NSW DPI is committed to safeguarding the health and well-being of NSW abalone populations, associated industries and the environment. To manage the potential risk of impacts of Abalone Viral Ganglioneuritis (AVG) on NSW wild abalone, NSW DPI introduced the Biosecurity (Abalone viral ganglioneuritis) Control Order. The Biosecurity Control Order allows movement of live abalone within NSW and outlines the conditions for any person in NSW who deals with abalone or carriers of the virus that causes AVG.
Biosecurity (Abalone viral ganglioneuritis) Control Order (No.4) 2021 is valid from 7 December 2021 for 2 years and supports the movement into NSW of live abalone from Eastern Zone Victoria, Tasmanian land-based abalone farms and all other Australian abalone jurisdictions.
Restrictions continue to apply to live Tasmanian and Victorian western and central zone wild caught abalone, and Victorian farmed abalone.
Movements of live abalone into NSW are now allowed under specified conditions from Tasmanian land-based abalone farms and the Victorian eastern abalone zone wild harvest fishery.
Any abalone imported into NSW must not:
Fittings used in connection with live abalone from wild Tasmanian, Victorian central or western zone, or Victorian farmed abalone must not be moved into NSW unless they have been appropriately cleaned and disinfected.
All abalone waste water moved into NSW that has been in contact with live abalone from outside the NSW wild abalone fishery or Victorian eastern zone abalone fishery must be disposed of directly to the sewer.
An online Record of Movement (Abalone) form must be completed for all movements of Tasmanian farmed abalone.
The movement of abalone under this control order will be subject to conditions ensuring appropriate biosecurity measures and the safe movement of live abalone taken from NSW waters.
The control order is in place to ensure appropriate biosecurity is maintained in relation to storage, handling and disposal of live abalone and waste products.

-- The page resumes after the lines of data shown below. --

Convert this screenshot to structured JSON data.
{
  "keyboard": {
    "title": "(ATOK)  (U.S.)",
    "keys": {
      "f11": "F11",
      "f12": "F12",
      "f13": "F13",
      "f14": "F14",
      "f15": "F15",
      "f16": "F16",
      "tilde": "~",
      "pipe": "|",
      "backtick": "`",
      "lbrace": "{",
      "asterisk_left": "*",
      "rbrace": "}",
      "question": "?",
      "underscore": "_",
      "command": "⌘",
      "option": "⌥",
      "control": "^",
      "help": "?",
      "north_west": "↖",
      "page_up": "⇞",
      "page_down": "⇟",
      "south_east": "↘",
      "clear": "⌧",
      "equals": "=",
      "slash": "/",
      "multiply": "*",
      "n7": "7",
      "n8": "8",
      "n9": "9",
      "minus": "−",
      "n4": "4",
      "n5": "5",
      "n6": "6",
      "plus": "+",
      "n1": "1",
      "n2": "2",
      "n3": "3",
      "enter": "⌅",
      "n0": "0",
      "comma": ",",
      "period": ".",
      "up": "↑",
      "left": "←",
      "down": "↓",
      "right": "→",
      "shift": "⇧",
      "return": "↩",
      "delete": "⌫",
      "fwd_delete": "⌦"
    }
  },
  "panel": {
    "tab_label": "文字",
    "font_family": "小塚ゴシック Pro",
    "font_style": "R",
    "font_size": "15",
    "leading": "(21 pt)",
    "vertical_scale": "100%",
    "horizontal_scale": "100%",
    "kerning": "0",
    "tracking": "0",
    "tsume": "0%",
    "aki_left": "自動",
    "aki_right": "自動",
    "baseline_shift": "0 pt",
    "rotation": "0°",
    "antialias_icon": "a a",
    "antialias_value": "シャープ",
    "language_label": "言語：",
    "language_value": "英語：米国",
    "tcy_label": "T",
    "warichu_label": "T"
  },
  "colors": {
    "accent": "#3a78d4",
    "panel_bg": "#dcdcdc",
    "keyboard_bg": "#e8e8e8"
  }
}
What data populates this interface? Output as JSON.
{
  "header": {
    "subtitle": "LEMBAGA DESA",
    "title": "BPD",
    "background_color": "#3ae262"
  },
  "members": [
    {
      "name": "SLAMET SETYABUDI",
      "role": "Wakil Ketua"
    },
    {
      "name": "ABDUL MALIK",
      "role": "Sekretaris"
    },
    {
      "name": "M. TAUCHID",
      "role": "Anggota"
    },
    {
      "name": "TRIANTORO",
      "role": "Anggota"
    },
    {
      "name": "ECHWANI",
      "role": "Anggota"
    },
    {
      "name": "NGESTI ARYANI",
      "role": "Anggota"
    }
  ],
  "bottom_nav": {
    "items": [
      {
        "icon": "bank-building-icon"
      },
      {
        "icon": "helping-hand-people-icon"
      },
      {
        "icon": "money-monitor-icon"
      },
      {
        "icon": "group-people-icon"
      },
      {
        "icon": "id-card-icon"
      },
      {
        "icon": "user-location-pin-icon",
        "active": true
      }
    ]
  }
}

AVG is not known to occur in wild abalone stocks in NSW.
There is no evidence that AVG has any effect on human health.
Enquiries in relation to the current control order, permits and individual biosecurity directions can be emailed to email@example.com.
See the public notice Conditions for the trade of interstate live abalone into NSW for more information on the current control order.
Abalone divers should refer to Decontamination processes for commercial Abalone divers: Standard operating procedure for biosecurity best practise guidelines to protect the industry from AVG.
Under biosecurity legislation (NSW Biosecurity Act 2015) people are expected to have a basic level of knowledge about the biosecurity risks they might encounter in their normal work and recreational activities. All community members have a general biosecurity duty to consider how actions, or in some cases lack of action, could have a negative impact on another person, business enterprise, animal or the environment. We must then take all reasonable and practical measures to prevent or minimise the potential impact.
AVG is listed as a prohibited matter under the NSW Biosecurity Act 2015. This means it is illegal to buy, sell or move the disease or infected abalone. It is required by law to notify Aquatic Biosecurity of any suspicion of AVG on 1800 675 888.
AVG is a viral disease which affects the nervous system of abalone and results in curling of the foot, swelling of the mouth, weakness and death of abalone.
AVG affects both blacklip and greenlip abalone and hybrids. AVG is not known to occur in wild abalone stocks in NSW. There is no evidence that AVG has any effect on human health.
The community is encouraged to report any observations of sick, dying or dead abalone.
Imported abalone can potentially pose a risk to NSW abalone stocks.
To help reduce this risk please:
Report observations of sick or diseased abalone to the 24-hour Emergency Animal Diseases (EAD) Hotline on 1800 675 888.